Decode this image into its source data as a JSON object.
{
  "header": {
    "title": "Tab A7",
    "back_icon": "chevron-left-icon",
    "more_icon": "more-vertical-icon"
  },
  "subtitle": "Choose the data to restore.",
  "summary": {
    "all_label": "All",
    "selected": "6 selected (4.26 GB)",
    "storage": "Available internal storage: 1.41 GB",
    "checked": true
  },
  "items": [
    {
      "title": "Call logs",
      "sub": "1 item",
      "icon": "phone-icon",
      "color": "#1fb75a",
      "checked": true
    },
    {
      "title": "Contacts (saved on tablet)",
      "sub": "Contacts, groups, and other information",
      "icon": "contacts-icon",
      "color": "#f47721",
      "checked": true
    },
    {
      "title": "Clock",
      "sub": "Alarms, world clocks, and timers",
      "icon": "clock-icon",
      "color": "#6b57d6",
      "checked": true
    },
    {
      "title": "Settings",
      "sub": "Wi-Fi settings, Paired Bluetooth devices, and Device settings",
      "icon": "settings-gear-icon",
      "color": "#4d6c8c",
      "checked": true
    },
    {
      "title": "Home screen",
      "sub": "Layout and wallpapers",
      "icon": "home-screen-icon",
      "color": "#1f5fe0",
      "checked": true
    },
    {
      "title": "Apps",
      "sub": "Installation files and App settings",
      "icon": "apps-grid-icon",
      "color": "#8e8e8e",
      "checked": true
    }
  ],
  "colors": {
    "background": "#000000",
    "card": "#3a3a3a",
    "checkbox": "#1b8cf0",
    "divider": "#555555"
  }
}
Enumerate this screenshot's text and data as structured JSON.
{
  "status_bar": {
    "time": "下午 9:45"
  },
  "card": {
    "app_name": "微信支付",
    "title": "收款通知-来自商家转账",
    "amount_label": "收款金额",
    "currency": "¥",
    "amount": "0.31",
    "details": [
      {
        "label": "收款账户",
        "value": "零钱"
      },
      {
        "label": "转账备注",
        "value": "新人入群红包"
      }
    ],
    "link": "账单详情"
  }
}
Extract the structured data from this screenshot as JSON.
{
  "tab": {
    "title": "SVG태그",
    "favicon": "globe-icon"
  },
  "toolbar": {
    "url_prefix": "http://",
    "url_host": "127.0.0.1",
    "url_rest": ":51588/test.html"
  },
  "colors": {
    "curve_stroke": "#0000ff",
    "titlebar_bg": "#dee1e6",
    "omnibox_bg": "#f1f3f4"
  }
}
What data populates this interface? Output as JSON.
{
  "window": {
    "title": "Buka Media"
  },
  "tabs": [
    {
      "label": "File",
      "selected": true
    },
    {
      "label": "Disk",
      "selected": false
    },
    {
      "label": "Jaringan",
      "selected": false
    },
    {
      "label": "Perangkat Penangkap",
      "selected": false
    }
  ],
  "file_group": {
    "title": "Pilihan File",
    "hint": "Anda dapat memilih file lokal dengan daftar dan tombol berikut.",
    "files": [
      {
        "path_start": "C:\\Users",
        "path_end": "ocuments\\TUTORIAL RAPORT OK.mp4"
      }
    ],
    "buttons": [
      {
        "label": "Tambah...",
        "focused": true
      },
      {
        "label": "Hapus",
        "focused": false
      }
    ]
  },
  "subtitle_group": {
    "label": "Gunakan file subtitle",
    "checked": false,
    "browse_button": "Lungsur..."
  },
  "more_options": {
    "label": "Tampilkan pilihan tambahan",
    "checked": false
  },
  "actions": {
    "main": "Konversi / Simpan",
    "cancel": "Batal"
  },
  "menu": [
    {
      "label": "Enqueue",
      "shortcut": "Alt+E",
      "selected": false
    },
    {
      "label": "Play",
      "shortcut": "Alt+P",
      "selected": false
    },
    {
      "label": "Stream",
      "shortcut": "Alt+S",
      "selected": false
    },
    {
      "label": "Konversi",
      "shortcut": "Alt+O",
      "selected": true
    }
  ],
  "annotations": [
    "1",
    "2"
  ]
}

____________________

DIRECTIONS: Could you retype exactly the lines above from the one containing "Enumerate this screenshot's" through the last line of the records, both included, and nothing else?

ANSWER TO THIS TASK:
Enumerate this screenshot's text and data as structured JSON.
{
  "status_bar": {
    "time": "下午 9:45"
  },
  "card": {
    "app_name": "微信支付",
    "title": "收款通知-来自商家转账",
    "amount_label": "收款金额",
    "currency": "¥",
    "amount": "0.31",
    "details": [
      {
        "label": "收款账户",
        "value": "零钱"
      },
      {
        "label": "转账备注",
        "value": "新人入群红包"
      }
    ],
    "link": "账单详情"
  }
}
Extract the structured data from this screenshot as JSON.
{
  "tab": {
    "title": "SVG태그",
    "favicon": "globe-icon"
  },
  "toolbar": {
    "url_prefix": "http://",
    "url_host": "127.0.0.1",
    "url_rest": ":51588/test.html"
  },
  "colors": {
    "curve_stroke": "#0000ff",
    "titlebar_bg": "#dee1e6",
    "omnibox_bg": "#f1f3f4"
  }
}
What data populates this interface? Output as JSON.
{
  "window": {
    "title": "Buka Media"
  },
  "tabs": [
    {
      "label": "File",
      "selected": true
    },
    {
      "label": "Disk",
      "selected": false
    },
    {
      "label": "Jaringan",
      "selected": false
    },
    {
      "label": "Perangkat Penangkap",
      "selected": false
    }
  ],
  "file_group": {
    "title": "Pilihan File",
    "hint": "Anda dapat memilih file lokal dengan daftar dan tombol berikut.",
    "files": [
      {
        "path_start": "C:\\Users",
        "path_end": "ocuments\\TUTORIAL RAPORT OK.mp4"
      }
    ],
    "buttons": [
      {
        "label": "Tambah...",
        "focused": true
      },
      {
        "label": "Hapus",
        "focused": false
      }
    ]
  },
  "subtitle_group": {
    "label": "Gunakan file subtitle",
    "checked": false,
    "browse_button": "Lungsur..."
  },
  "more_options": {
    "label": "Tampilkan pilihan tambahan",
    "checked": false
  },
  "actions": {
    "main": "Konversi / Simpan",
    "cancel": "Batal"
  },
  "menu": [
    {
      "label": "Enqueue",
      "shortcut": "Alt+E",
      "selected": false
    },
    {
      "label": "Play",
      "shortcut": "Alt+P",
      "selected": false
    },
    {
      "label": "Stream",
      "shortcut": "Alt+S",
      "selected": false
    },
    {
      "label": "Konversi",
      "shortcut": "Alt+O",
      "selected": true
    }
  ],
  "annotations": [
    "1",
    "2"
  ]
}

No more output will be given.